I read the other day that the novel “Huckleberry Finn” was the first book written on a typewriter.   I seriously doubt there are more than three people in our country that use a typewriter today, with almost all of the written word being typed on a PC  or handwritten.     I personally know a lot of luddites (any opponent of technological progress).  If they could pry the “mouth of hell” wide open, they would toss all our hand held electronic stuff into that burning hole  and go back to the way things were 50 years ago (as in the good old days).   As much as I enjoy all the wonderful things we have today, my choice for the best invention ever would be electricity.  I remember as a very young boy not having it in our home.  Everyone went to bed when it got dark outside, we got out of bed when our rooster crowed, and a fire had to be started to cook breakfast.  Since there was no running water, we carried it from a spring  a ¼ of a mile away.   There were no weekly allowances, snacks, or very many toys to play with.   That was the bad part, now the good part.   I never felt alone, I knew that I would never be abandoned, and I knew that if there was only one biscuit in the house, it would be shared equally by all.   I was taken to church at least 3 times a week, and I was told many times that Our God In Heaven would always be by my side and protect me.   Carl Marx said in 1844 “Religion is the opium of the people”.   I take that to mean it is comforting to those in distress.  It was comforting to a young boy of 4 or 5 to know that someone was looking over him, and it is comforting to this old man to know that also.   Sometimes I think I am as poor a storyteller as  Arapaho.

According to Kurt Vonnegut in “Man Without A Country”, in 1818 an obstetrician in Budapest  named Ignatz Zimelvas noticed that 1 in 10 newborn babies died of Typhoid Fever.  He also noticed the doctors came from dissecting a corpse (common practice at that time) to the delivery room.  He encouraged the doctors to wash their hands thoroughly before delivering babies and at first they refused, but later consented.   The deaths of babies by Typhoid Fever stopped immediately.   What can we learn from that story?   That simple acts can have a significant impact on our health.  Simple things like washing our hands after touching a public doorknob, or covering our mouth when coughing, or sneezing, or after shaking hands with someone.  In our “Meet & Greet” during church on Sundays, I always try to refrain from touching my face until the opportunity to wash is available.   This is my first year of not taking the flu shot (neither H1N1, nor regular).   If I catch the flu this year, I will know that next year I need to go back to taking them.   One more month to go!

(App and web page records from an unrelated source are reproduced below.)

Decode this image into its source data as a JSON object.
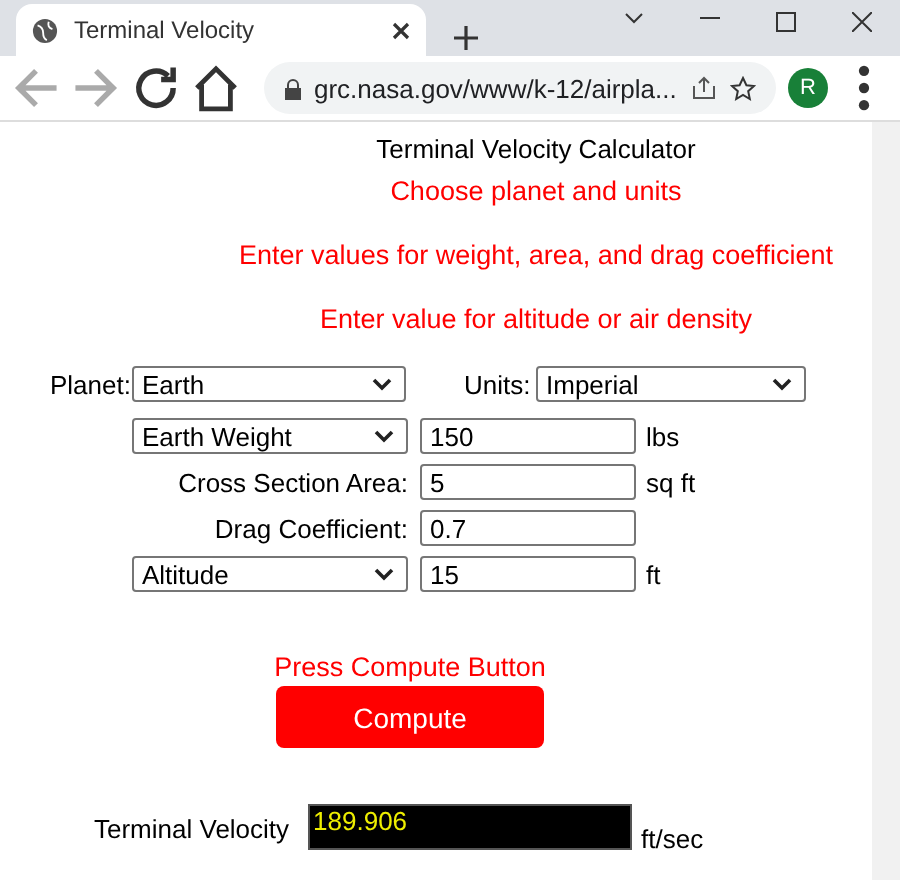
{
  "browser": {
    "tab_title": "Terminal Velocity",
    "address": "grc.nasa.gov/www/k-12/airpla...",
    "profile_initial": "R"
  },
  "page": {
    "title": "Terminal Velocity Calculator",
    "instructions": [
      "Choose planet and units",
      "Enter values for weight, area, and drag coefficient",
      "Enter value for altitude or air density"
    ],
    "planet": {
      "label": "Planet:",
      "value": "Earth"
    },
    "units": {
      "label": "Units:",
      "value": "Imperial"
    },
    "rows": [
      {
        "kind": "select",
        "selector": "Earth Weight",
        "value": "150",
        "unit": "lbs"
      },
      {
        "kind": "label",
        "label": "Cross Section Area:",
        "value": "5",
        "unit": "sq ft"
      },
      {
        "kind": "label",
        "label": "Drag Coefficient:",
        "value": "0.7"
      },
      {
        "kind": "select",
        "selector": "Altitude",
        "value": "15",
        "unit": "ft"
      }
    ],
    "compute_prompt": "Press Compute Button",
    "compute_button": "Compute",
    "result": {
      "label": "Terminal Velocity",
      "value": "189.906",
      "unit": "ft/sec"
    }
  }
}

During our trip to Florida, I brought home a Hawaiian lei given to me at a fun show presented at one of our tour stops.  It has little value and I really don’t know why I brought it home.  I have it hanging on a fan in the poolroom, and I know its history will be forgotten within a year and it will be tossed.   Aren’t we all guilty of keeping things around that have very little value?   I see a lot of things sitting on and around my desk that have value only to me.   There is a photo of my 50th high school reunion, pictures of mom & dad, my grandchildren, ashes in a small  glass container of people important in my life that have passed on, and a rare photo of the coal camp I used to live in (torn down long ago).    What would it be like to remove everything that has little or no value to us?   I believe it is the important and unimportant things that describe who we are.  If only the important things were left after we die, what picture would our loved ones have of us?   After all, doesn’t the small insignificant things describe us as much as the important things?  Sometimes I have to call in the “Memory Police” to reign in  the things that run thru my mind.

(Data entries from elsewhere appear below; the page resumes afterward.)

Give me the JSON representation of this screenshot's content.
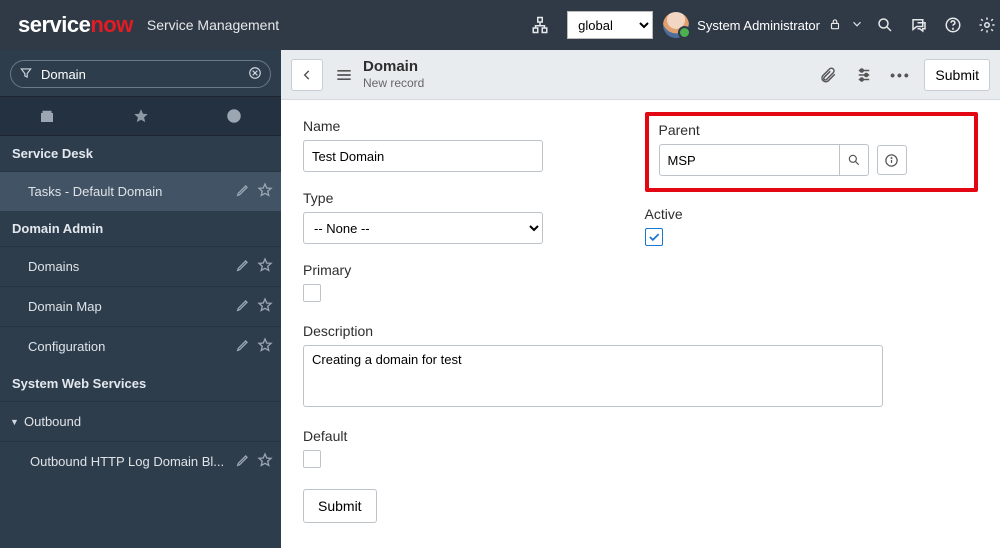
{
  "banner": {
    "logo1": "service",
    "logo2": "now",
    "app_title": "Service Management",
    "scope_value": "global",
    "user_name": "System Administrator"
  },
  "nav": {
    "filter_text": "Domain",
    "sections": {
      "service_desk": "Service Desk",
      "domain_admin": "Domain Admin",
      "web_services": "System Web Services"
    },
    "items": {
      "tasks": "Tasks - Default Domain",
      "domains": "Domains",
      "domain_map": "Domain Map",
      "configuration": "Configuration",
      "outbound": "Outbound",
      "outbound_log": "Outbound HTTP Log Domain Bl..."
    }
  },
  "form_header": {
    "title": "Domain",
    "subtitle": "New record",
    "submit": "Submit"
  },
  "form": {
    "name_label": "Name",
    "name_value": "Test Domain",
    "type_label": "Type",
    "type_value": "-- None --",
    "primary_label": "Primary",
    "description_label": "Description",
    "description_value": "Creating a domain for test",
    "default_label": "Default",
    "parent_label": "Parent",
    "parent_value": "MSP",
    "active_label": "Active",
    "submit": "Submit"
  }
}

I hope your “window on the world” provides you a wonderful view.   Drop me a line when you can……..Tommy

 

 

“The man who does not read good books has no advantage over the man who cannot read them.”

Mark Twain